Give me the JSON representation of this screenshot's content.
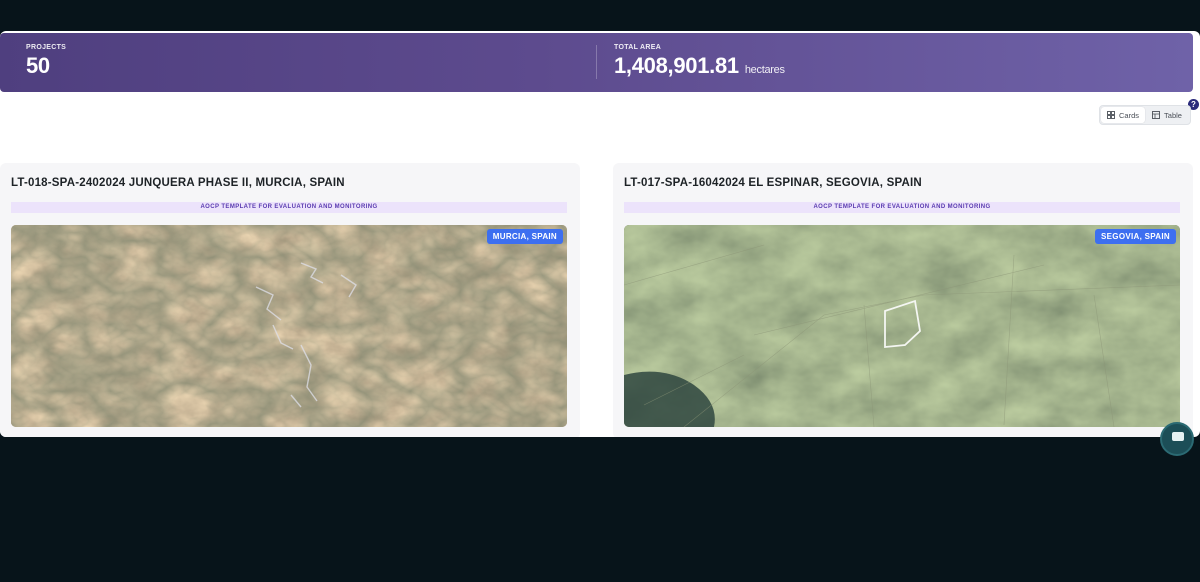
{
  "stats": {
    "projects_label": "PROJECTS",
    "projects_value": "50",
    "area_label": "TOTAL AREA",
    "area_value": "1,408,901.81",
    "area_unit": "hectares"
  },
  "help": {
    "icon": "question-icon",
    "label": "?"
  },
  "view_toggle": {
    "options": [
      {
        "label": "Cards",
        "icon": "grid-icon",
        "active": true
      },
      {
        "label": "Table",
        "icon": "table-icon",
        "active": false
      }
    ]
  },
  "projects": [
    {
      "title": "LT-018-SPA-2402024 JUNQUERA PHASE II, MURCIA, SPAIN",
      "template": "AOCP TEMPLATE FOR EVALUATION AND MONITORING",
      "location": "MURCIA, SPAIN"
    },
    {
      "title": "LT-017-SPA-16042024 EL ESPINAR, SEGOVIA, SPAIN",
      "template": "AOCP TEMPLATE FOR EVALUATION AND MONITORING",
      "location": "SEGOVIA, SPAIN"
    }
  ],
  "colors": {
    "stats_gradient_start": "#4f3f7f",
    "stats_gradient_end": "#6f62a8",
    "badge": "#3d6ff0",
    "template_text": "#5a3bb0",
    "template_bg": "#ece3fb"
  }
}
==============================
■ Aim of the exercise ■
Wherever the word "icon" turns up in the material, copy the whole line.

■ Task response ■
    "icon": "question-icon",
        "icon": "grid-icon",
        "icon": "table-icon",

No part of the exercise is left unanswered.